◆ Assigned task
Sift the material for lines containing "Wybierz", and return them.

◆ Data shown
Segment Open
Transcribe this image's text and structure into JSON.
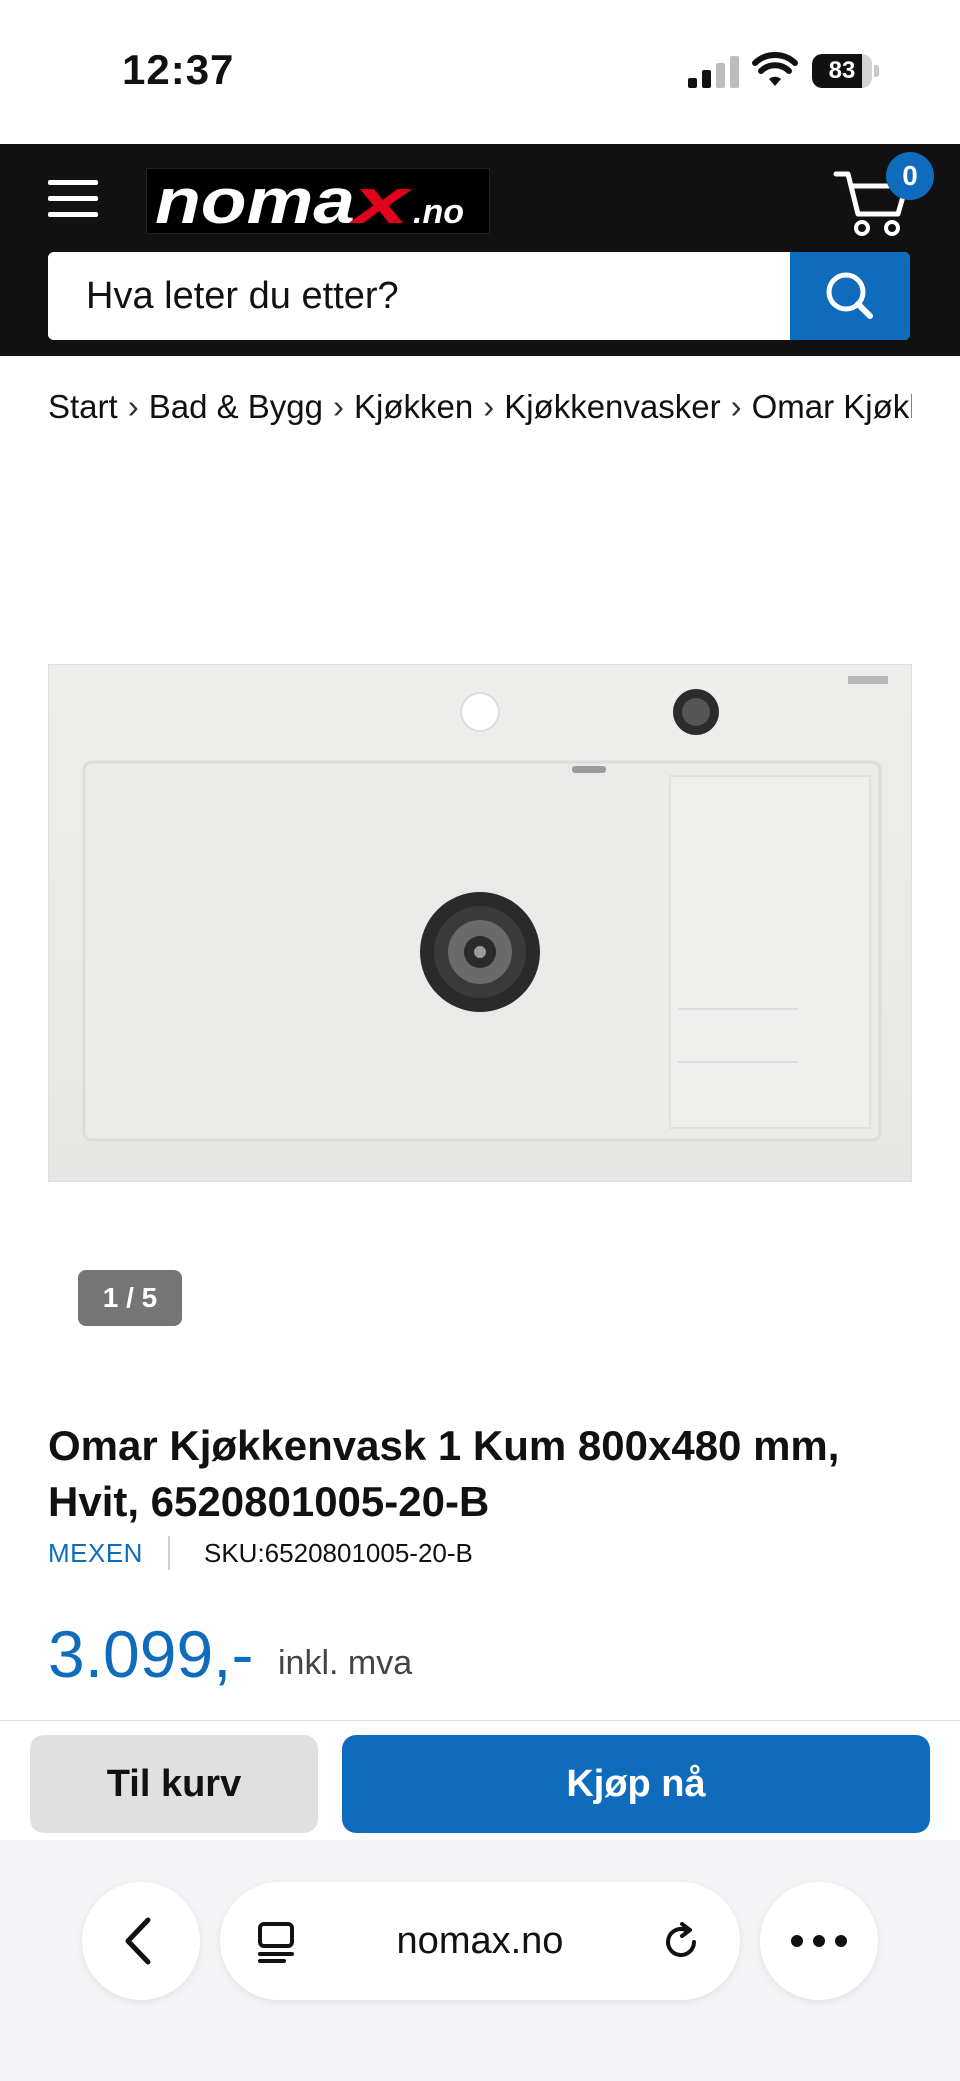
{
  "status_bar": {
    "time": "12:37",
    "battery_level": "83",
    "battery_fraction": 0.83
  },
  "header": {
    "logo_text": "nomax",
    "logo_suffix": ".no",
    "cart_count": "0",
    "search_placeholder": "Hva leter du etter?",
    "brand_colors": {
      "header_bg": "#111111",
      "accent_blue": "#0f6cbd",
      "logo_red": "#e3001b"
    }
  },
  "breadcrumb": [
    "Start",
    "Bad & Bygg",
    "Kjøkken",
    "Kjøkkenvasker",
    "Omar Kjøkkenvask"
  ],
  "breadcrumb_separator": "›",
  "gallery": {
    "counter": "1 / 5"
  },
  "product": {
    "title": "Omar Kjøkkenvask 1 Kum 800x480 mm, Hvit, 6520801005-20-B",
    "brand": "MEXEN",
    "sku": "SKU:6520801005-20-B",
    "price": "3.099,-",
    "vat_note": "inkl. mva"
  },
  "actions": {
    "add_to_cart": "Til kurv",
    "buy_now": "Kjøp nå"
  },
  "browser": {
    "url": "nomax.no"
  },
  "icons": [
    "hamburger-menu-icon",
    "cart-icon",
    "search-icon",
    "back-icon",
    "tabs-icon",
    "reload-icon",
    "more-icon",
    "signal-icon",
    "wifi-icon",
    "battery-icon"
  ]
}
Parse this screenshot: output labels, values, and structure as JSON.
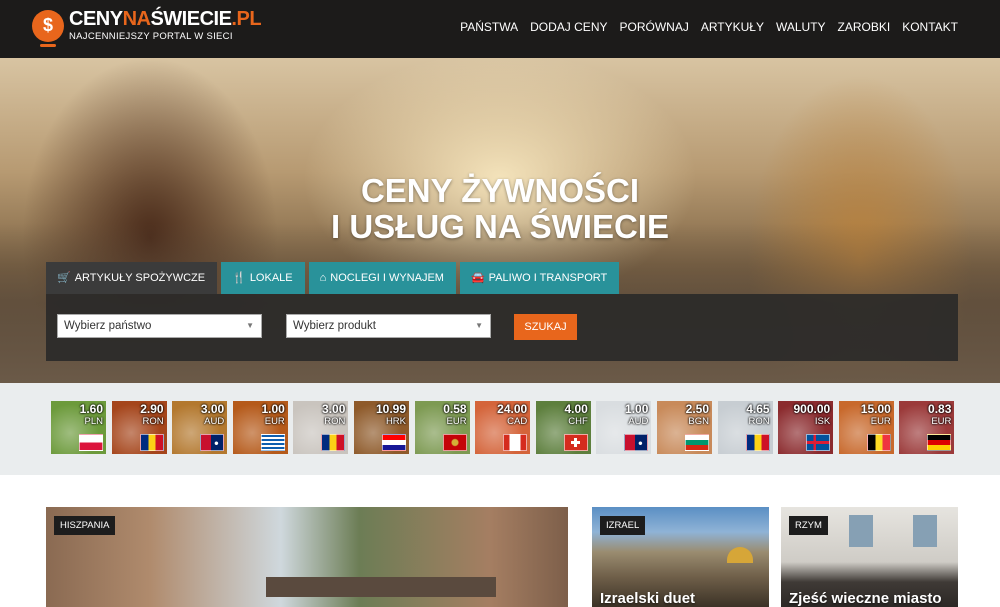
{
  "site": {
    "brand_ceny": "CENY",
    "brand_na": "NA",
    "brand_swiecie": "ŚWIECIE",
    "brand_pl": ".PL",
    "tagline": "NAJCENNIEJSZY PORTAL W SIECI",
    "logo_symbol": "$"
  },
  "nav": [
    "PAŃSTWA",
    "DODAJ CENY",
    "PORÓWNAJ",
    "ARTYKUŁY",
    "WALUTY",
    "ZAROBKI",
    "KONTAKT"
  ],
  "hero": {
    "line1": "CENY ŻYWNOŚCI",
    "line2": "I USŁUG NA ŚWIECIE"
  },
  "tabs": [
    {
      "label": "ARTYKUŁY SPOŻYWCZE",
      "icon": "cart-icon",
      "glyph": "🛒"
    },
    {
      "label": "LOKALE",
      "icon": "fork-knife-icon",
      "glyph": "🍴"
    },
    {
      "label": "NOCLEGI I WYNAJEM",
      "icon": "home-icon",
      "glyph": "⌂"
    },
    {
      "label": "PALIWO I TRANSPORT",
      "icon": "car-icon",
      "glyph": "🚘"
    }
  ],
  "search": {
    "country_placeholder": "Wybierz państwo",
    "product_placeholder": "Wybierz produkt",
    "button": "SZUKAJ"
  },
  "prices": [
    {
      "value": "1.60",
      "currency": "PLN",
      "bg": "#6c9a3b",
      "flag": "pl"
    },
    {
      "value": "2.90",
      "currency": "RON",
      "bg": "#a5451b",
      "flag": "ro"
    },
    {
      "value": "3.00",
      "currency": "AUD",
      "bg": "#b3782e",
      "flag": "au"
    },
    {
      "value": "1.00",
      "currency": "EUR",
      "bg": "#b55a1a",
      "flag": "gr"
    },
    {
      "value": "3.00",
      "currency": "RON",
      "bg": "#c9c4be",
      "flag": "ro"
    },
    {
      "value": "10.99",
      "currency": "HRK",
      "bg": "#8e5a2a",
      "flag": "hr"
    },
    {
      "value": "0.58",
      "currency": "EUR",
      "bg": "#7d9a52",
      "flag": "me"
    },
    {
      "value": "24.00",
      "currency": "CAD",
      "bg": "#d4643a",
      "flag": "ca"
    },
    {
      "value": "4.00",
      "currency": "CHF",
      "bg": "#5d7f3d",
      "flag": "ch"
    },
    {
      "value": "1.00",
      "currency": "AUD",
      "bg": "#d9dde0",
      "flag": "au"
    },
    {
      "value": "2.50",
      "currency": "BGN",
      "bg": "#c88a5a",
      "flag": "bg"
    },
    {
      "value": "4.65",
      "currency": "RON",
      "bg": "#c7cdd2",
      "flag": "ro"
    },
    {
      "value": "900.00",
      "currency": "ISK",
      "bg": "#8b2b2e",
      "flag": "is"
    },
    {
      "value": "15.00",
      "currency": "EUR",
      "bg": "#c8692c",
      "flag": "be"
    },
    {
      "value": "0.83",
      "currency": "EUR",
      "bg": "#9b3a3a",
      "flag": "de"
    }
  ],
  "articles": [
    {
      "tag": "HISZPANIA",
      "title": ""
    },
    {
      "tag": "IZRAEL",
      "title": "Izraelski duet"
    },
    {
      "tag": "RZYM",
      "title": "Zjeść wieczne miasto"
    }
  ]
}
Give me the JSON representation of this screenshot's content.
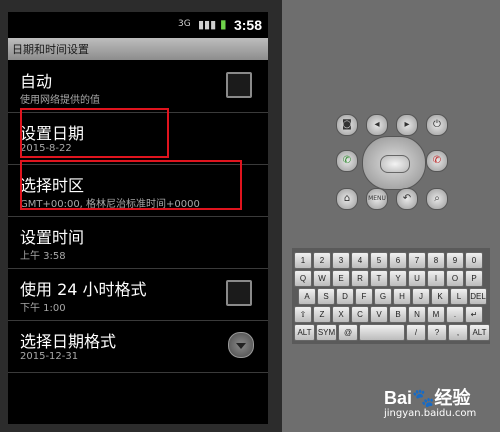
{
  "status_bar": {
    "network_label": "3G",
    "time": "3:58"
  },
  "title_bar": {
    "title": "日期和时间设置"
  },
  "settings": [
    {
      "title": "自动",
      "subtitle": "使用网络提供的值",
      "control": "checkbox",
      "checked": false
    },
    {
      "title": "设置日期",
      "subtitle": "2015-8-22",
      "control": "none",
      "highlighted": true
    },
    {
      "title": "选择时区",
      "subtitle": "GMT+00:00, 格林尼治标准时间+0000",
      "control": "none",
      "highlighted": true
    },
    {
      "title": "设置时间",
      "subtitle": "上午 3:58",
      "control": "none"
    },
    {
      "title": "使用 24 小时格式",
      "subtitle": "下午 1:00",
      "control": "checkbox",
      "checked": false
    },
    {
      "title": "选择日期格式",
      "subtitle": "2015-12-31",
      "control": "dropdown"
    }
  ],
  "emulator": {
    "button_labels": {
      "menu": "MENU"
    },
    "keyboard_rows": [
      [
        "1",
        "2",
        "3",
        "4",
        "5",
        "6",
        "7",
        "8",
        "9",
        "0"
      ],
      [
        "Q",
        "W",
        "E",
        "R",
        "T",
        "Y",
        "U",
        "I",
        "O",
        "P"
      ],
      [
        "A",
        "S",
        "D",
        "F",
        "G",
        "H",
        "J",
        "K",
        "L",
        "DEL"
      ],
      [
        "⇧",
        "Z",
        "X",
        "C",
        "V",
        "B",
        "N",
        "M",
        ".",
        "↵"
      ],
      [
        "ALT",
        "SYM",
        "@",
        "",
        "/",
        "?",
        ",",
        "ALT"
      ]
    ]
  },
  "watermark": {
    "brand": "Bai🐾经验",
    "url": "jingyan.baidu.com"
  }
}
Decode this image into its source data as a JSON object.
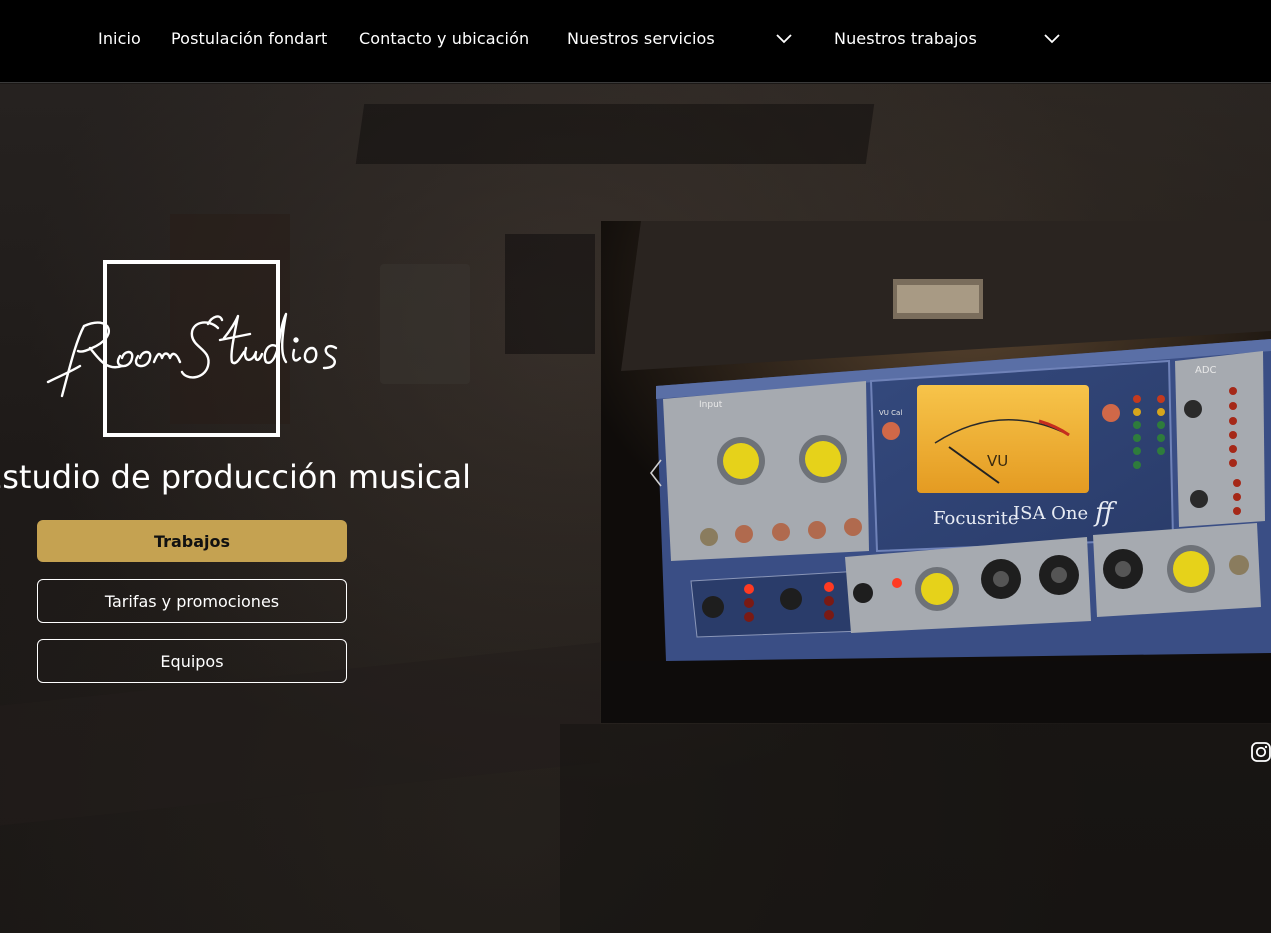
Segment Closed
◆ Solution for this problem
    "country_placeholder": "Wybierz państwo",
    "product_placeholder": "Wybierz produkt",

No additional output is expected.